Wedding proposals are not the only specialty of this bridge. Many famous films have also been shot here. Among the ones that most people can easily recall are Home Alone 2, Weekend at Bernie’s, and many more. No wonder it’s just the right spot to set climatic scenes for various stories.
When we think of the question, “what is the best walkover bridge in New York?” we often limit our perception to the views a particular bridge allows us to enjoy. However, a bridge must do more than just that to qualify as the best one in a city like New York.
This is where the Gapstow bridge takes the lead. Not many spots allow visitors to bring their bikes, but here, biking is a wonderful way to explore the top attractions of Central Park. After all, there is no way to get the most out of your journey than through biking. You have to get your well-maintained bike or get one inside the park and pedal through its picturesque sights like never before.
The Bayonne Bridge became accessible to visitors in 1931 after being designed by Cass Gilbert and Othmar Amman for years. Connecting Bayonne to Staten Island, the bridge stretches across the Kill Van Kill. About 50 years after its opening, it received the title of being National Historic Civil Engineering Landmark. However, the most interesting aspect of its design is the parabola-like appearance. More recently, the bridge became accessible to pedestrians after the walkway construction was completed.
For over four decades, the bridge stood as the world’s longest steel-arch bridge. In fact, the arch is about 70% longer than the Hell Gate Bridge, which was the previous record holder. However, just when the Bayonne Bridge was opened, the Sydney Harbour Bridge was also on its way to getting completed in Australia. The latter closely follows the design of the Bayonne Bridge.
Just a few years ago, the bridge went through an innovative Navigational Clearance Program that aimed to raise its roadway by 64 feet. This way, more traffic, particularly that of container ships, was able to pass underneath it. The iconic parabolic arch has certainly helped the bridge become a contender for a spot in the National Register of Historic Places.
Did you know that the High Bridge is the oldest surviving bridge in New York City?
This bridge, originally served as an aqueduct, was inaugurated in 1848 after undergoing construction as a stone arch bridge. While it initially connected the Bronx and Manhattan, it underwent a dramatic demolition in 1928.
Five of its stone arches were first demolished and then replaced by a steel arch. This change is precisely what enhanced its appearance and gave it a unique look that will certainly go down in the books. Today, it has a beautiful steel arch on the Manhattan side and stone arches on the Bronx side.

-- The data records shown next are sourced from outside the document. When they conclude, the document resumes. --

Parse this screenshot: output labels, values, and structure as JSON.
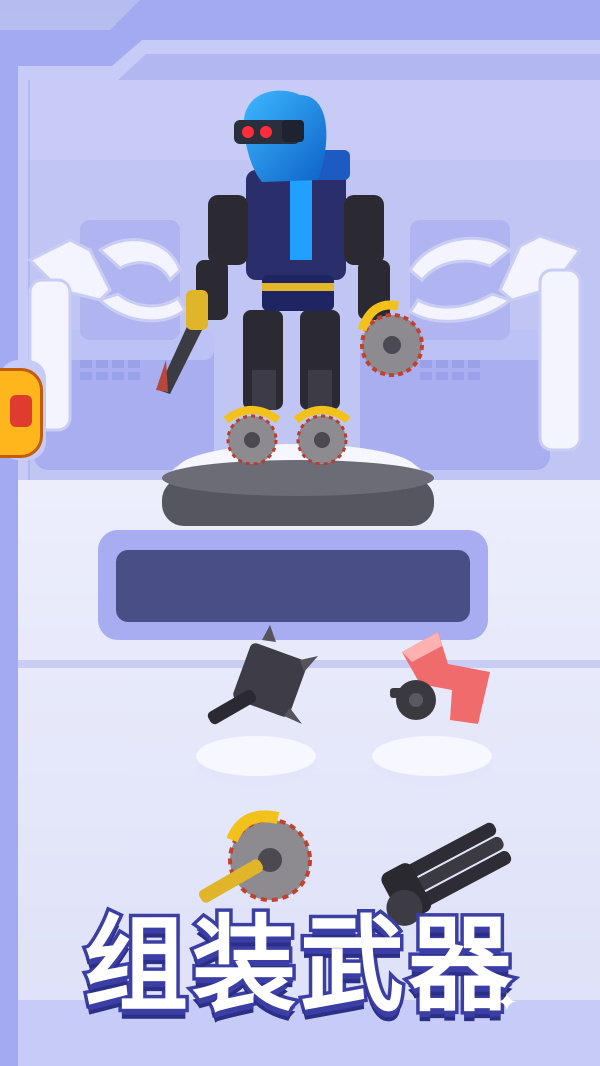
{
  "screen": {
    "title": "组装武器",
    "sparkle_icon": "sparkle-icon"
  },
  "scene": {
    "robot": "assembled-robot",
    "weapon_slots": [
      {
        "name": "spiked-hammer"
      },
      {
        "name": "red-claw"
      },
      {
        "name": "yellow-saw-blade"
      },
      {
        "name": "gatling-gun"
      }
    ]
  },
  "colors": {
    "frame": "#8f96ee",
    "frame_dark": "#5a5fcb",
    "title_stroke": "#3b3fa5",
    "screen_panel": "#4a4e86"
  }
}
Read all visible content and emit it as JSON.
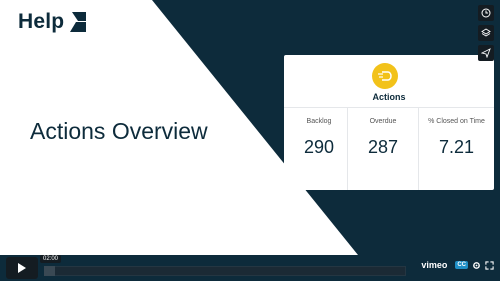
{
  "brand": {
    "name": "Help"
  },
  "slide": {
    "headline": "Actions Overview"
  },
  "card": {
    "title": "Actions",
    "columns": [
      {
        "label": "Backlog",
        "value": "290"
      },
      {
        "label": "Overdue",
        "value": "287"
      },
      {
        "label": "% Closed on Time",
        "value": "7.21"
      }
    ]
  },
  "player": {
    "time": "02:00",
    "progress_fraction": 0.03,
    "watermark": "vimeo",
    "cc_label": "CC",
    "side_buttons": [
      "clock-icon",
      "layers-icon",
      "share-icon"
    ]
  },
  "colors": {
    "navy": "#0d2b3b",
    "accent": "#f2c21a",
    "cc": "#1f8fc6"
  }
}
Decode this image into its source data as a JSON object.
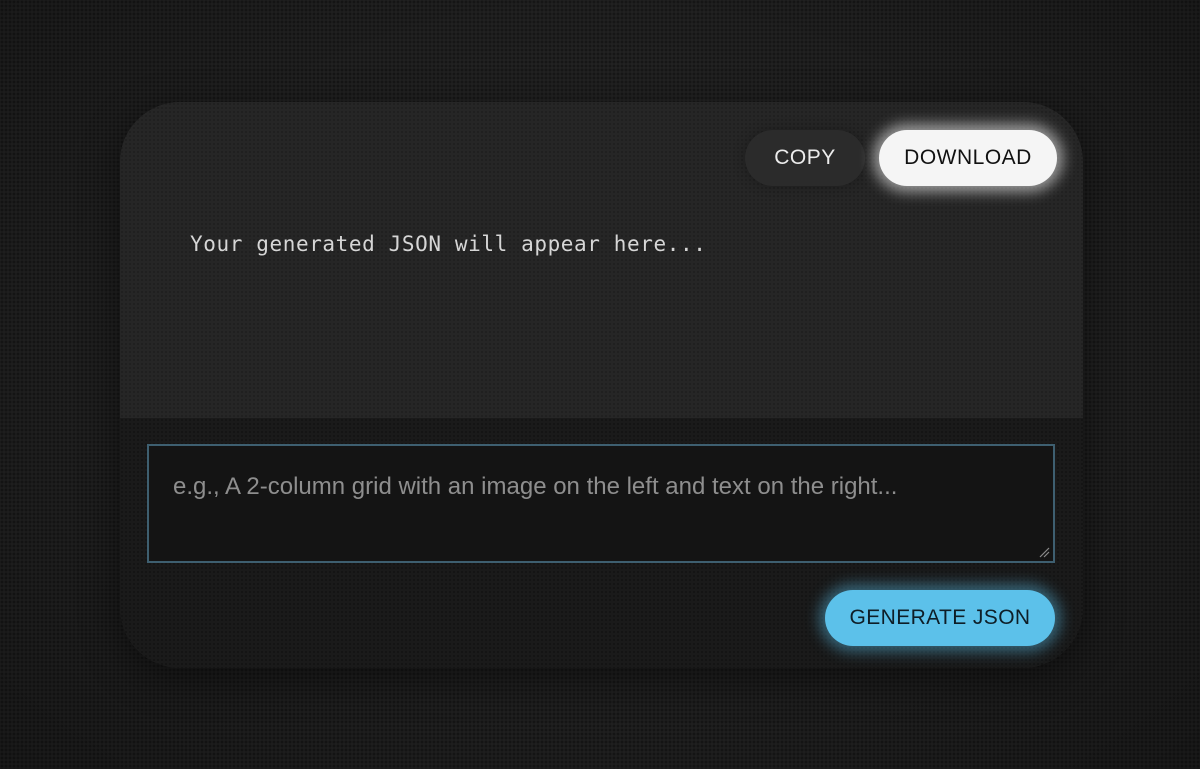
{
  "toolbar": {
    "copy_label": "COPY",
    "download_label": "DOWNLOAD"
  },
  "output": {
    "placeholder_text": "Your generated JSON will appear here..."
  },
  "prompt": {
    "placeholder": "e.g., A 2-column grid with an image on the left and text on the right...",
    "value": ""
  },
  "actions": {
    "generate_label": "GENERATE JSON"
  },
  "colors": {
    "accent": "#5cc1ea",
    "download_bg": "#f5f5f5",
    "input_border": "#3e5f70",
    "background": "#1d1d1d"
  },
  "icons": {
    "resize": "resize-handle-icon"
  }
}
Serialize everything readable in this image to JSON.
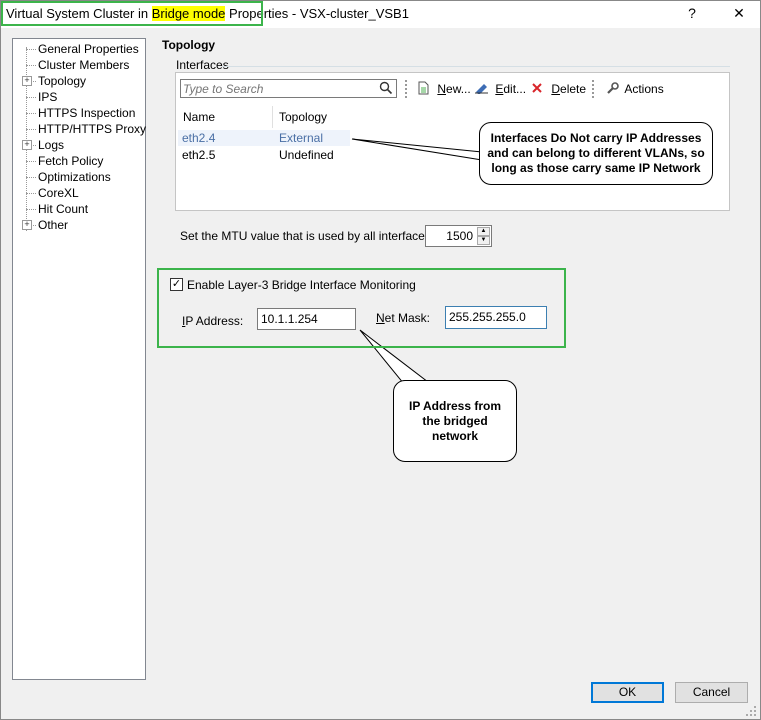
{
  "window": {
    "title_part1": "Virtual System Cluster in ",
    "title_highlight": "Bridge mode",
    "title_part2": " Properties - VSX-cluster_VSB1",
    "help_label": "?",
    "close_label": "✕"
  },
  "tree": {
    "items": [
      {
        "label": "General Properties",
        "expandable": false
      },
      {
        "label": "Cluster Members",
        "expandable": false
      },
      {
        "label": "Topology",
        "expandable": true
      },
      {
        "label": "IPS",
        "expandable": false
      },
      {
        "label": "HTTPS Inspection",
        "expandable": false
      },
      {
        "label": "HTTP/HTTPS Proxy",
        "expandable": false
      },
      {
        "label": "Logs",
        "expandable": true
      },
      {
        "label": "Fetch Policy",
        "expandable": false
      },
      {
        "label": "Optimizations",
        "expandable": false
      },
      {
        "label": "CoreXL",
        "expandable": false
      },
      {
        "label": "Hit Count",
        "expandable": false
      },
      {
        "label": "Other",
        "expandable": true
      }
    ]
  },
  "topology": {
    "heading": "Topology",
    "interfaces_label": "Interfaces",
    "search_placeholder": "Type to Search",
    "toolbar": {
      "new_mnemonic": "N",
      "new_rest": "ew...",
      "edit_mnemonic": "E",
      "edit_rest": "dit...",
      "delete_mnemonic": "D",
      "delete_rest": "elete",
      "actions_label": "Actions"
    },
    "columns": [
      "Name",
      "Topology"
    ],
    "rows": [
      {
        "name": "eth2.4",
        "topology": "External",
        "selected": true
      },
      {
        "name": "eth2.5",
        "topology": "Undefined",
        "selected": false
      }
    ],
    "mtu_label": "Set the MTU value that is used by all interfaces:",
    "mtu_value": "1500"
  },
  "monitoring": {
    "checkbox_label": "Enable Layer-3 Bridge Interface Monitoring",
    "checked": true,
    "ip_label_mnemonic": "I",
    "ip_label_rest": "P Address:",
    "ip_value": "10.1.1.254",
    "mask_label_mnemonic": "N",
    "mask_label_rest": "et Mask:",
    "mask_value": "255.255.255.0"
  },
  "callouts": {
    "interfaces_note": "Interfaces Do Not carry IP Addresses and can belong to different VLANs, so long as those carry same IP Network",
    "ip_note": "IP Address from the bridged network"
  },
  "buttons": {
    "ok": "OK",
    "cancel": "Cancel"
  },
  "colors": {
    "highlight_box": "#3cb44b",
    "title_highlight": "#ffff00",
    "selected_text": "#4a6fa5",
    "delete_icon": "#d9252a"
  }
}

After being shut down for restoration, it was reopened in 2015 as a pedestrian walkway. Nonetheless, it has been quite an engineering challenge, and nothing as high as 126 feet or as long as 1,450 feet has been attempted in the United States.
Let’s revisit the question we started with. What is the best walkover bridge in New York? It’s hard to choose a winner, given how unique each bridge’s aesthetics and history are. Nonetheless, there isn’t a single bridge in New York that doesn’t serve valuable purposes. From allowing traffic to pass through them smoothly to providing pedestrians with safe walking space, each bridge has something to offer to locals and visitors alike. After all, what’s a better way to witness the city’s gorgeous skyline than by taking a walk on one of these bridges?